A Cal Poly (California Polytechnic State University) student project to help a local military veteran has become a business designed to help patients with Parkinson’s disease overcome a debilitating and dangerous symptom known as “freezing of gait.” De Oro Devices, based in San Luis Obispo, California, recently edged out six other startups for a $100,000 investment during the second annual Central Coast Angel Conference Pitch Competition held in April by the university. While working on the project as part of the Quality of Life Plus (QL+) program, which pairs the challenges of wounded vets with student projects, student Sidney Collin ...
Mayo Clinic Report on Low Vitamin B-12 and Parkinson’s Disease

Mayo Clinic Report on Low Vitamin B-12 and Parkinson’s Disease

Mayo Clinic has published a research commentary that analyzes the relationship between low levels of Vitamin B-12 and Parkinson's Disease.
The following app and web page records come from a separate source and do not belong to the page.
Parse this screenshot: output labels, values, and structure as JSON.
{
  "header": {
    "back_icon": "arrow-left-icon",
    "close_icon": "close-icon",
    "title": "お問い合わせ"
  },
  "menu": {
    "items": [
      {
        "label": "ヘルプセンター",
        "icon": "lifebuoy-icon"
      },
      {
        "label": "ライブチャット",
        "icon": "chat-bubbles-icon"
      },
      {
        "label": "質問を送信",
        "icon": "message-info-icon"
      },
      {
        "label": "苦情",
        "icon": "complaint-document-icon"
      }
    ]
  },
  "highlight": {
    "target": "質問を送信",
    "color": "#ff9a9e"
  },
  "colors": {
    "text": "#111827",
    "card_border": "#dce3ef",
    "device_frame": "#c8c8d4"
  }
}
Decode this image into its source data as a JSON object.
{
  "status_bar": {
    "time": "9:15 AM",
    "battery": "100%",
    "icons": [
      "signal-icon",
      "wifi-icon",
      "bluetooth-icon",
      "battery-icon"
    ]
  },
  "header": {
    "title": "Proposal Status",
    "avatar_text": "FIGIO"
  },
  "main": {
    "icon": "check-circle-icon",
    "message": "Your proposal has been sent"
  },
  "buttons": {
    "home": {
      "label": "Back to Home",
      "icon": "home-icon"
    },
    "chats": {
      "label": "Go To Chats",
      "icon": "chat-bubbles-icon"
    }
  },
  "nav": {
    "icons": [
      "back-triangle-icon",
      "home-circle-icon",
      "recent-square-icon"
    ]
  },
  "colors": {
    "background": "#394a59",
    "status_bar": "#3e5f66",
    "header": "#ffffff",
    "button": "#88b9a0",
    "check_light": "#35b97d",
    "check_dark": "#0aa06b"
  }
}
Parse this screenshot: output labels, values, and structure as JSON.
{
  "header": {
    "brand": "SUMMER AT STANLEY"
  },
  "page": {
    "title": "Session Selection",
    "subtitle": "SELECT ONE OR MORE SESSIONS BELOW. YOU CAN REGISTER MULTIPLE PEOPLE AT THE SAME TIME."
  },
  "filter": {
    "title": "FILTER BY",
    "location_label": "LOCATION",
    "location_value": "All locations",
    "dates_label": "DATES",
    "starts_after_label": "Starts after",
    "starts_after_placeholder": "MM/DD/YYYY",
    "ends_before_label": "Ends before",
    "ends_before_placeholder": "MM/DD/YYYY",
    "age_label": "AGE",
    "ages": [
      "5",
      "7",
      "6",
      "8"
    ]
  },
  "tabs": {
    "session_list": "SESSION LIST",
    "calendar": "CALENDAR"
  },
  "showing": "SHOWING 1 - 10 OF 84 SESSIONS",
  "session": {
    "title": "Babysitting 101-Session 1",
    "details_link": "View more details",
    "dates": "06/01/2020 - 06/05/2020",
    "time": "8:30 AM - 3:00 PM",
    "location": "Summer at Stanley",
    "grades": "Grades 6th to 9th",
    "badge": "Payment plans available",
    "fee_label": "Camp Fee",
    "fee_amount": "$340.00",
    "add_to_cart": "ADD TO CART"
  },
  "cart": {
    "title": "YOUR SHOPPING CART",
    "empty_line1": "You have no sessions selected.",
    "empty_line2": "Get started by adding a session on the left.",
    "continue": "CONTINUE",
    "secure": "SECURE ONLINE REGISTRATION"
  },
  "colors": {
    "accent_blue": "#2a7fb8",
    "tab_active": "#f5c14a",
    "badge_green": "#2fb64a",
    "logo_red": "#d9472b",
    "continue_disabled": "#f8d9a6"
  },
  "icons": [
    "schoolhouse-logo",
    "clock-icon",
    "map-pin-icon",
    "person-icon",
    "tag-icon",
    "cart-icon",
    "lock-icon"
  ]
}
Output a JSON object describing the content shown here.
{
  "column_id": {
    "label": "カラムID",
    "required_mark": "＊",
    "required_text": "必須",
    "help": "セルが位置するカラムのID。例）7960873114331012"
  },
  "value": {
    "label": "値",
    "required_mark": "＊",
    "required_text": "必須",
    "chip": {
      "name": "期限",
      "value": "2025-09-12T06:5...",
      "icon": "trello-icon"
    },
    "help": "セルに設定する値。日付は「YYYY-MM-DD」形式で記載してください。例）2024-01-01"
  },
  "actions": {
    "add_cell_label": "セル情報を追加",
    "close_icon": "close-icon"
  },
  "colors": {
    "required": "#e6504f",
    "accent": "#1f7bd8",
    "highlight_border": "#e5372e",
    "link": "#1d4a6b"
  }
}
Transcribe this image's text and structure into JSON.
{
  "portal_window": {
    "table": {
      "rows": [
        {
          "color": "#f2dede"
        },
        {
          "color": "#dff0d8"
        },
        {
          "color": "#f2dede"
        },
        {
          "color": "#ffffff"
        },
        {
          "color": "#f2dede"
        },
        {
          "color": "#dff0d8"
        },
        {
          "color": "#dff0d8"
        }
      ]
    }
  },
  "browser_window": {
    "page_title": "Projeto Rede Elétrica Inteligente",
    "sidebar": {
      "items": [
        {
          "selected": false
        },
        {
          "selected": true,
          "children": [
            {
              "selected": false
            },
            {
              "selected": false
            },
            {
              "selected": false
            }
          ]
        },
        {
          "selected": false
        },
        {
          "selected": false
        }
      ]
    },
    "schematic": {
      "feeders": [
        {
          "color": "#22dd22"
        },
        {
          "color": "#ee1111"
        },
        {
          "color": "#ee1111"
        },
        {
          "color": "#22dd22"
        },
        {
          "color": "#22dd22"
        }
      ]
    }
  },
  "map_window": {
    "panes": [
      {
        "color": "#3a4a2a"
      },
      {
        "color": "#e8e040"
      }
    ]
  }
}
While the paper does not prove causality, it does "propose that vitamin B12 supplementation could be considered as an adjuvant approach to improve cholinergic transmission and, potentially, motor and cognitive function in patients with PD." And it makes a case for "future clinical trials of high-dose vitamin B12 supplementation as a well-tolerated symptomatic adjunctive therapy for posture and gait instability and cognitive impairment in PD." Mayo Clinic Video: The paper analyzes the potential relationship between vitamin B12 and acetylcholine metabolism. Dysfunction ...
Low Volume Resistance Training Improves Function in Older People w/ Parkinson's

Low Volume Resistance Training Improves Function in Older People w/ Parkinson’s

Muscle weakness is an almost universal symptom in Parkinson’s Disease. Or is it? This is actually a topic of some debate. People with Parkinson's certainly perceive muscle weakness, which is attributed to low levels of the neurotransmitter dopamine. However you look at it, the motor related symptoms of PD lead to decreased muscle usage, which compounds the problem, resulting in decreased muscle mass. Strength training exercises for all major muscle groups is a common sense strategy to counter the effects of PD. Grip strength, in particular, has been singled out as a primary indicator of PD progression. (See "The Association ...
Outrunning Parkinson's at the Boston Marathon 2019

Outrunning Parkinson’s at the Boston Marathon 2019

When it comes to running, no event is more prestigious than the Boston Marathon. This year's Boston Marathon finishers included at least two people with Parkinson's Disease (and one extremely supportive spouse), who are inspiring us to challenge the limitations of Parkinson's Disease. Michael Quaglia was diagnosed with PD 13 years ago, at the age of 42. This news report from NBC 10 News in Providence, Rhode Island tells his story: “You wake up every morning and you say, ‘Hopefully, today is going to be a good day,’ If it is, you take advantage of it. If not, you do ...
Loading...